Aruna Shanbaug: Brain-damaged India nurse dies 42 years after rape


An Indian nurse who spent 42 years in a persistent vegetative state after being raped and strangled has died. Aruna Shanbaug was left with severe brain damage and paralysed after the 1973 attack by a ward attendant in the Mumbai hospital where she worked.

She was fed through the nose to keep her alive but developed pneumonia six days ago, the hospital said. Her case sparked a debate about India’s euthanasia laws. The Supreme Court had rejected a plea to allow her to die.

“Ms Shanbaug died at 08:30am on Monday. She was admitted to the intensive care unit and put on ventilator support,” a spokesman at Mumbai’s KEM hospital said.

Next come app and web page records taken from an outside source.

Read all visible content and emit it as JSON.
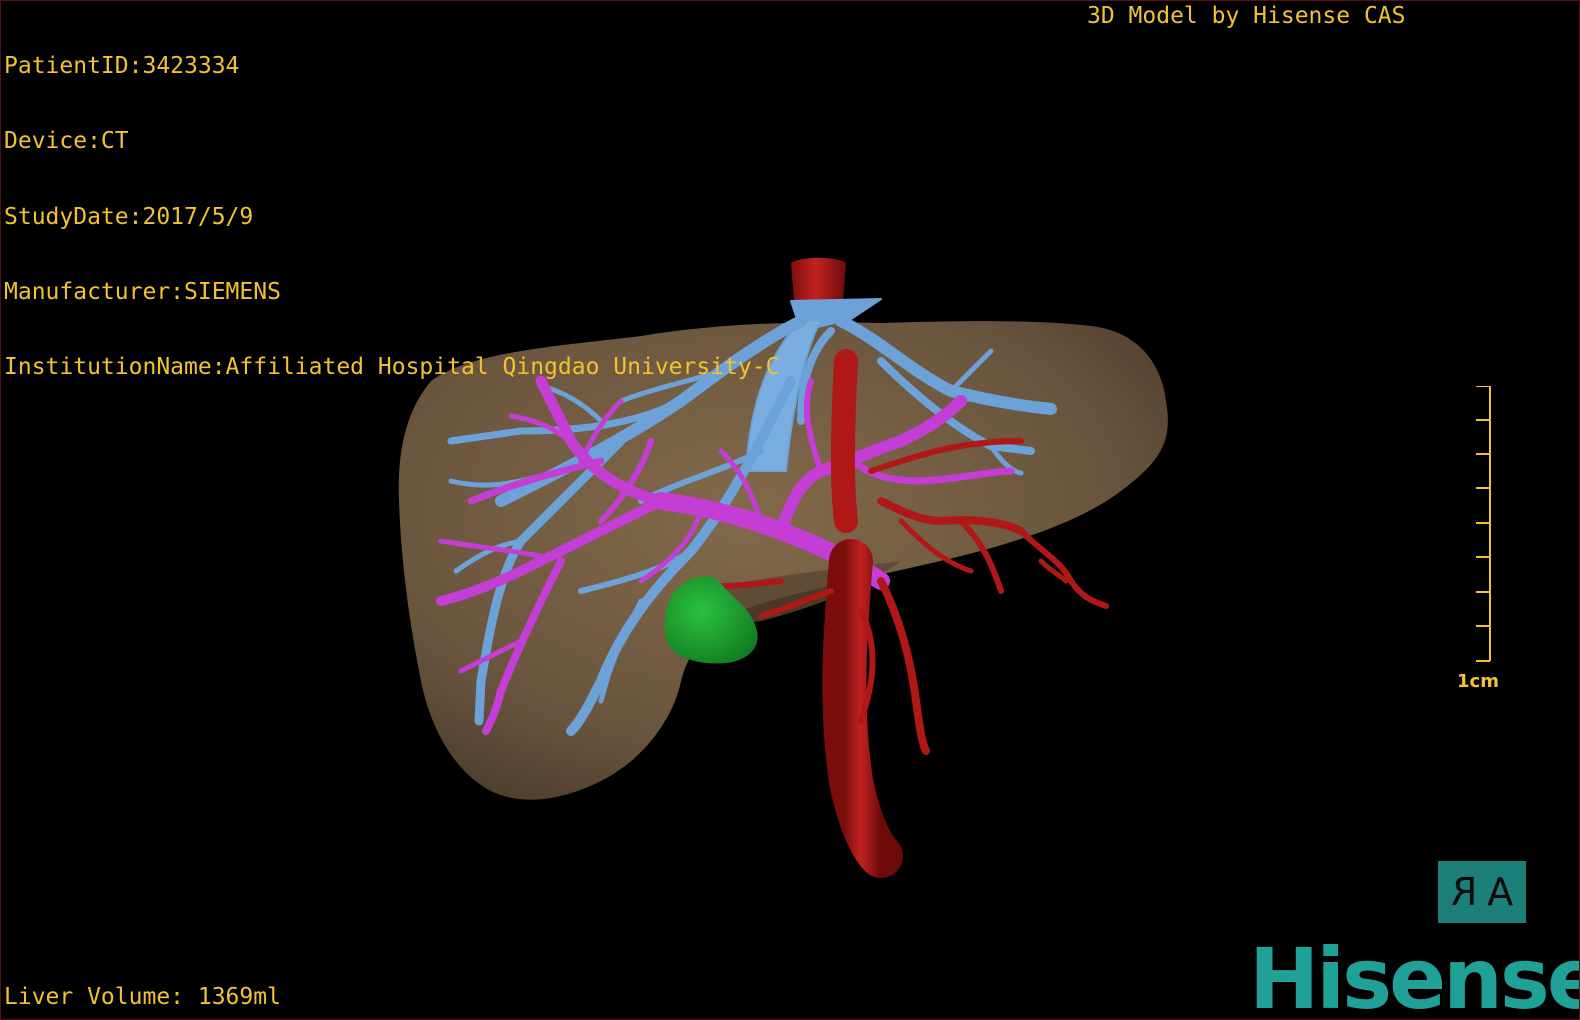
{
  "header": {
    "patient_id": "PatientID:3423334",
    "device": "Device:CT",
    "study_date": "StudyDate:2017/5/9",
    "manufacturer": "Manufacturer:SIEMENS",
    "institution": "InstitutionName:Affiliated Hospital Qingdao University-C"
  },
  "credit": "3D Model by Hisense CAS",
  "footer": {
    "liver_volume": "Liver Volume: 1369ml"
  },
  "scale": {
    "label": "1cm"
  },
  "orientation_button": {
    "left_glyph": "R",
    "right_glyph": "A"
  },
  "brand": {
    "name": "Hisense"
  },
  "colors": {
    "overlay_text": "#f2c233",
    "liver": "#7a6347",
    "hepatic_vein": "#6da2d8",
    "portal_vein": "#c43ed6",
    "artery": "#b01818",
    "gallbladder": "#1fa531",
    "brand": "#20a197"
  }
}
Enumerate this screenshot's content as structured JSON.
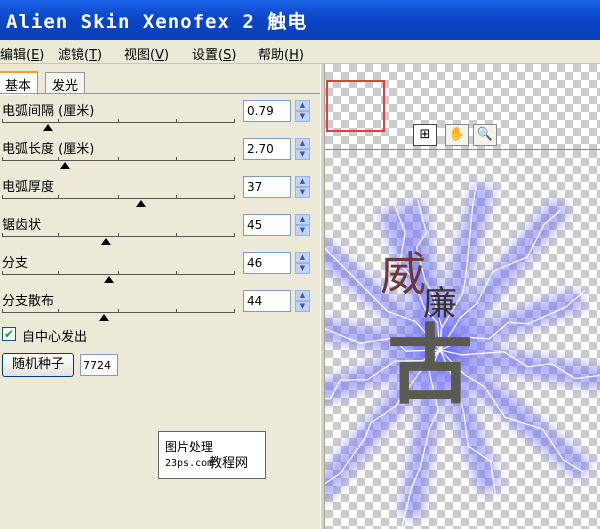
{
  "window": {
    "title": "Alien Skin Xenofex 2 触电"
  },
  "menu": [
    {
      "label": "编辑(",
      "key": "E",
      "tail": ")"
    },
    {
      "label": "滤镜(",
      "key": "T",
      "tail": ")"
    },
    {
      "label": "视图(",
      "key": "V",
      "tail": ")"
    },
    {
      "label": "设置(",
      "key": "S",
      "tail": ")"
    },
    {
      "label": "帮助(",
      "key": "H",
      "tail": ")"
    }
  ],
  "tabs": [
    {
      "label": "基本",
      "active": true
    },
    {
      "label": "发光",
      "active": false
    }
  ],
  "params": [
    {
      "label": "电弧间隔 (厘米)",
      "value": "0.79",
      "level": 0.2
    },
    {
      "label": "电弧长度 (厘米)",
      "value": "2.70",
      "level": 0.27
    },
    {
      "label": "电弧厚度",
      "value": "37",
      "level": 0.6
    },
    {
      "label": "锯齿状",
      "value": "45",
      "level": 0.45
    },
    {
      "label": "分支",
      "value": "46",
      "level": 0.46
    },
    {
      "label": "分支散布",
      "value": "44",
      "level": 0.44
    }
  ],
  "checkbox": {
    "label": "自中心发出",
    "checked": true,
    "mark": "✔"
  },
  "seed": {
    "button_label": "随机种子",
    "value": "7724"
  },
  "watermark": {
    "line1": "图片处理",
    "line2": "23ps.com",
    "line3": "教程网"
  },
  "tools": [
    {
      "name": "zoom-preview-tool",
      "glyph": "⊞"
    },
    {
      "name": "hand-tool",
      "glyph": "✋"
    },
    {
      "name": "magnifier-tool",
      "glyph": "🔍"
    }
  ],
  "preview": {
    "chars": [
      "威",
      "廉",
      "古"
    ],
    "glow_color": "#7070ff",
    "char_color": "#6a3a3a"
  }
}
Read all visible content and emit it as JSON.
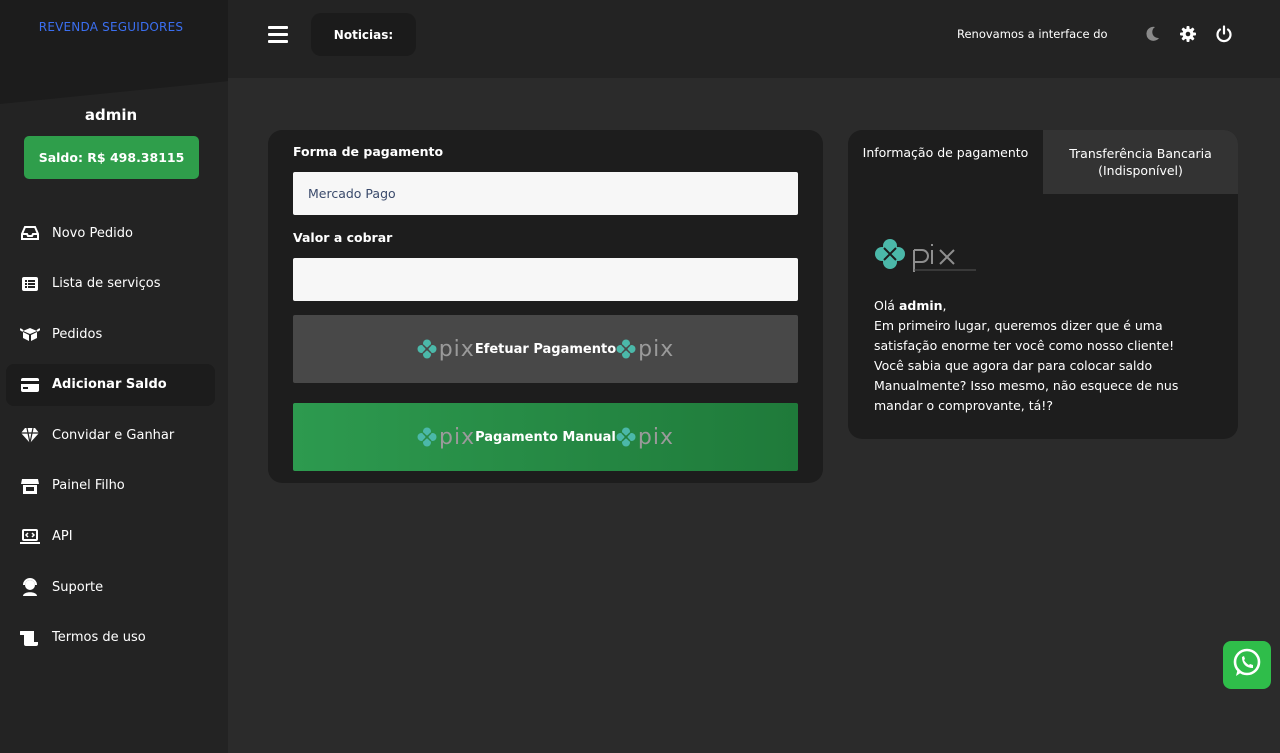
{
  "brand": "REVENDA SEGUIDORES",
  "user": {
    "name": "admin",
    "balance": "Saldo: R$ 498.38115"
  },
  "nav": [
    {
      "label": "Novo Pedido",
      "icon": "inbox-icon"
    },
    {
      "label": "Lista de serviços",
      "icon": "list-icon"
    },
    {
      "label": "Pedidos",
      "icon": "box-icon"
    },
    {
      "label": "Adicionar Saldo",
      "icon": "credit-card-icon",
      "active": true
    },
    {
      "label": "Convidar e Ganhar",
      "icon": "diamond-icon"
    },
    {
      "label": "Painel Filho",
      "icon": "store-icon"
    },
    {
      "label": "API",
      "icon": "code-laptop-icon"
    },
    {
      "label": "Suporte",
      "icon": "headset-icon"
    },
    {
      "label": "Termos de uso",
      "icon": "scroll-icon"
    }
  ],
  "header": {
    "news_label": "Noticias:",
    "ticker": "Renovamos a interface do painel"
  },
  "payment": {
    "method_label": "Forma de pagamento",
    "method_value": "Mercado Pago",
    "amount_label": "Valor a cobrar",
    "amount_value": "",
    "pix_word": "pix",
    "pay_button": "Efetuar Pagamento",
    "manual_button": "Pagamento Manual"
  },
  "info": {
    "tab_info": "Informação de pagamento",
    "tab_transfer_line1": "Transferência Bancaria",
    "tab_transfer_line2": "(Indisponível)",
    "greeting_prefix": "Olá ",
    "greeting_name": "admin",
    "greeting_suffix": ",",
    "line1": "Em primeiro lugar, queremos dizer que é uma satisfação enorme ter você como nosso cliente!",
    "line2": "Você sabia que agora dar para colocar saldo Manualmente? Isso mesmo, não esquece de nus mandar o comprovante, tá!?"
  },
  "colors": {
    "accent_green": "#2f9e4b",
    "brand_blue": "#3b6ff0",
    "pix_teal": "#4bb8a9"
  }
}
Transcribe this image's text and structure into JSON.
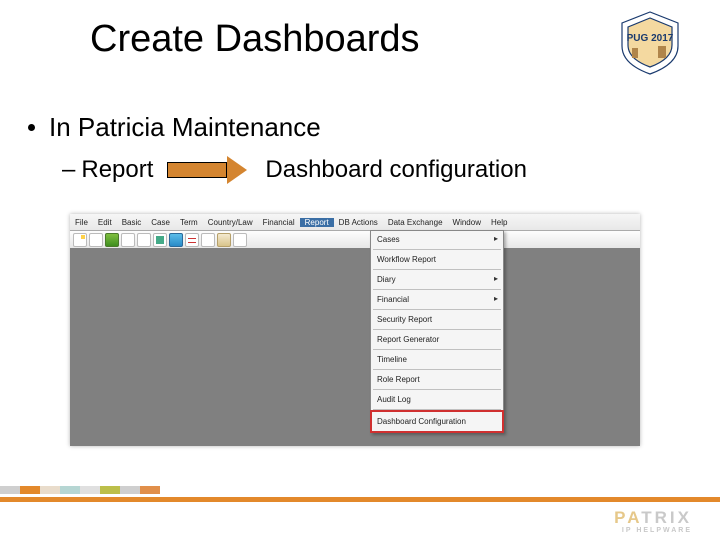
{
  "title": "Create Dashboards",
  "logo": {
    "line1": "PUG 2017"
  },
  "bullet1": "In Patricia Maintenance",
  "bullet2_left": "Report",
  "bullet2_right": "Dashboard configuration",
  "screenshot": {
    "menubar": [
      "File",
      "Edit",
      "Basic",
      "Case",
      "Term",
      "Country/Law",
      "Financial",
      "Report",
      "DB Actions",
      "Data Exchange",
      "Window",
      "Help"
    ],
    "active_menu_index": 7,
    "dropdown": [
      {
        "label": "Cases",
        "sub": true
      },
      {
        "label": "Workflow Report"
      },
      {
        "label": "Diary",
        "sub": true
      },
      {
        "label": "Financial",
        "sub": true
      },
      {
        "label": "Security Report"
      },
      {
        "label": "Report Generator"
      },
      {
        "label": "Timeline"
      },
      {
        "label": "Role Report"
      },
      {
        "label": "Audit Log"
      },
      {
        "label": "Dashboard Configuration",
        "highlight": true
      }
    ]
  },
  "footer": {
    "brand": "PATRIX",
    "tagline": "IP HELPWARE"
  },
  "stripes": [
    "#cfcfcf",
    "#e3892b",
    "#e9dccb",
    "#b6d6d3",
    "#e0e0e0",
    "#bcbf4a",
    "#cfcfcf",
    "#e18f4a"
  ]
}
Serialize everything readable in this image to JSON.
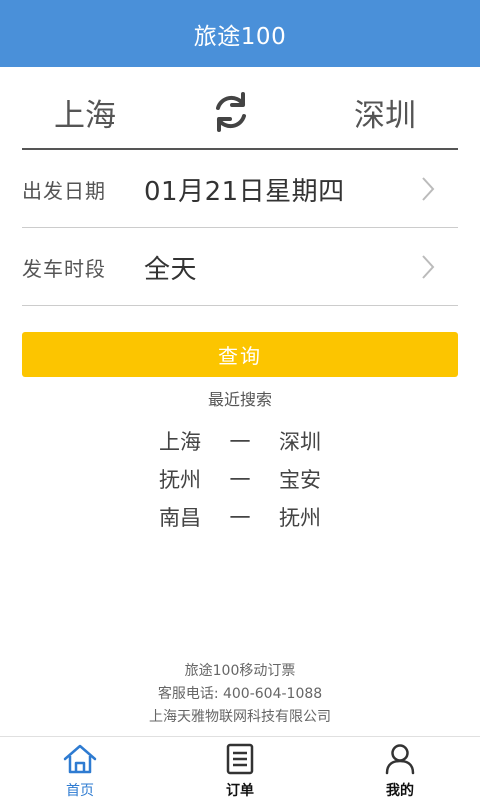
{
  "app_bar": {
    "title": "旅途100"
  },
  "route": {
    "from": "上海",
    "to": "深圳",
    "swap_icon": "swap-refresh-icon"
  },
  "form": {
    "date_label": "出发日期",
    "date_value": "01月21日星期四",
    "period_label": "发车时段",
    "period_value": "全天"
  },
  "query_button": {
    "label": "查询"
  },
  "recent": {
    "title": "最近搜索",
    "separator": "一",
    "items": [
      {
        "from": "上海",
        "to": "深圳"
      },
      {
        "from": "抚州",
        "to": "宝安"
      },
      {
        "from": "南昌",
        "to": "抚州"
      }
    ]
  },
  "footer": {
    "line1": "旅途100移动订票",
    "line2": "客服电话: 400-604-1088",
    "line3": "上海天雅物联网科技有限公司"
  },
  "tabs": [
    {
      "label": "首页",
      "icon": "home-icon",
      "active": true
    },
    {
      "label": "订单",
      "icon": "orders-icon",
      "active": false
    },
    {
      "label": "我的",
      "icon": "profile-icon",
      "active": false
    }
  ],
  "colors": {
    "primary": "#4a90d9",
    "button": "#fcc500",
    "active_tab": "#2e7bd1"
  }
}
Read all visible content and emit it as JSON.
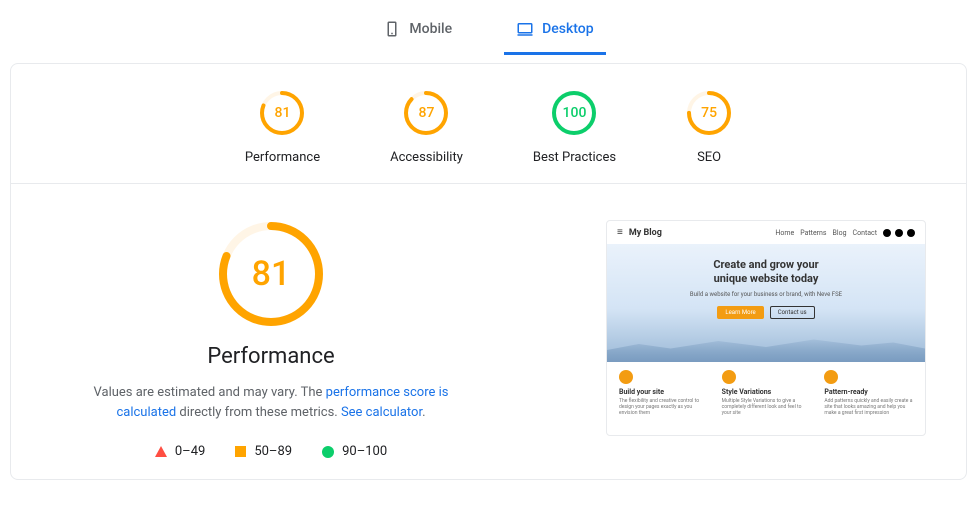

Ms Shanbaug was 25 years old when she was sodomised by a KEM hospital cleaner who strangled her with metal chains and left her to die on 27 November 1973.

She survived, but spent the rest of her life in hospital, force fed twice a day. “My broken, battered baby bird finally flew away. And she gave India a passive euthanasia law before doing so,” journalist and author Pinki Virani, who wrote Aruna’s Story, a book on the nurse’s plight said

There is an outpouring of sympathy for Aruna Shanbaug on Twitter. Many feel that she “should have been allowed to go much earlier”. Most Twitter users also agree that the absence of the “right to die” in India’s legal system compounded her misery.

One Twitter user says Shanbaug’s case “represents everything that is wrong with India’s society”.

Others highlight that she was brutally raped and then had to live in a vegetative state for 42 years because several campaigns in support of euthanasia “just fell on deaf years”.

Some say that her ordeal “will always shame India”, while others are hopeful that her story will once again reignite the debate on euthanasia.


Ms Virani filed the case which was rejected by the Supreme Court in 2011. She had argued that Ms Shanbaug was “virtually a dead person” and should be allowed to die.

Ms Shanbaug’s parents died many years ago and other relatives had not maintained contact with her, Ms Virani said.

She wanted the court to issue instructions to the hospital to stop feeding Ms Shanbaug.

But hospital authorities told the court that Ms Shanbaug “accepts food… and responds by facial expressions” and responds to “commands intermittently by making sounds”.

Doctors say patients in a vegetative state are awake, not in a coma, but have no awareness because of severe brain damage.

Lawyer Shekhar Nafade, who represented Ms Virani in the Supreme Court said that he felt “relieved for Aruna”.

Ms Shanbaug’s attacker, Sohanlal Bharta Walmiki, was not even charged for raping her since sodomy was not considered rape under Indian laws at the time.

He was freed after serving a seven-year-sentence for robbery and attempted murder.